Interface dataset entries
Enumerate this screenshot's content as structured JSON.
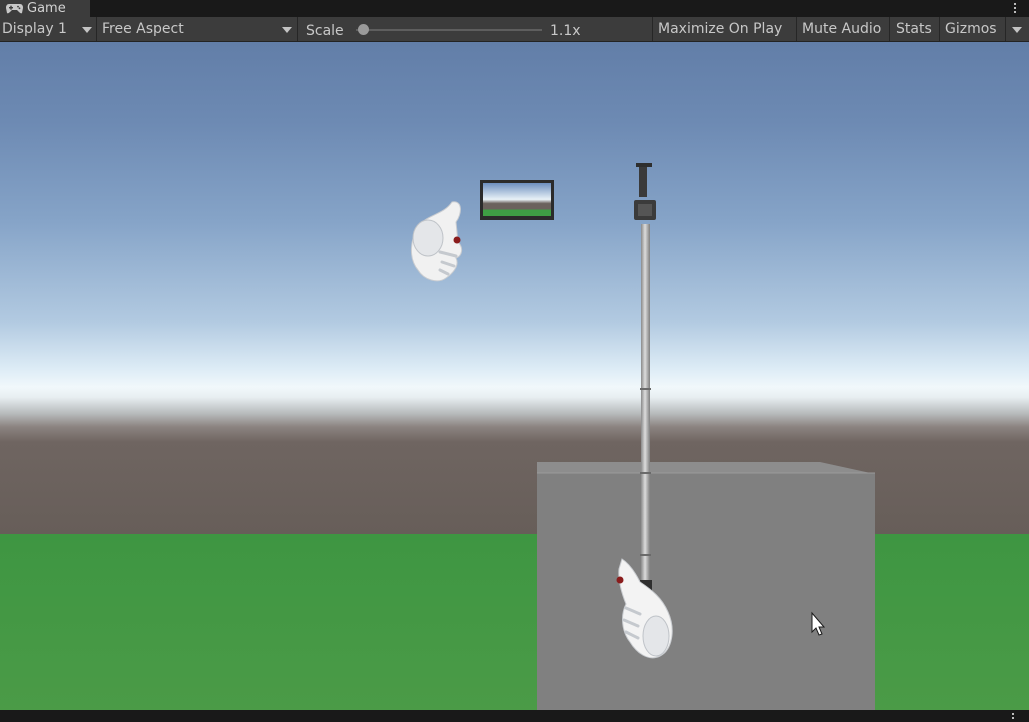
{
  "tab": {
    "title": "Game",
    "icon": "gamepad-icon"
  },
  "toolbar": {
    "display": "Display 1",
    "aspect": "Free Aspect",
    "scale_label": "Scale",
    "scale_value": "1.1x",
    "scale_fraction": 0.04,
    "maximize": "Maximize On Play",
    "mute": "Mute Audio",
    "stats": "Stats",
    "gizmos": "Gizmos"
  },
  "scene": {
    "objects": [
      "left-hand-model",
      "right-hand-model",
      "camera-preview-panel",
      "selfie-stick",
      "grey-cube",
      "mouse-cursor"
    ],
    "colors": {
      "sky_top": "#627ea8",
      "horizon": "#f1f8fb",
      "ground_far": "#675e59",
      "grass": "#3e9642",
      "cube": "#808080"
    }
  }
}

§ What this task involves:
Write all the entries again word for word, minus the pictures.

§ Output:
Enumerate this screenshot's content as structured JSON.
{
  "tab": {
    "title": "Game",
    "icon": "gamepad-icon"
  },
  "toolbar": {
    "display": "Display 1",
    "aspect": "Free Aspect",
    "scale_label": "Scale",
    "scale_value": "1.1x",
    "scale_fraction": 0.04,
    "maximize": "Maximize On Play",
    "mute": "Mute Audio",
    "stats": "Stats",
    "gizmos": "Gizmos"
  },
  "scene": {
    "objects": [
      "left-hand-model",
      "right-hand-model",
      "camera-preview-panel",
      "selfie-stick",
      "grey-cube",
      "mouse-cursor"
    ],
    "colors": {
      "sky_top": "#627ea8",
      "horizon": "#f1f8fb",
      "ground_far": "#675e59",
      "grass": "#3e9642",
      "cube": "#808080"
    }
  }
}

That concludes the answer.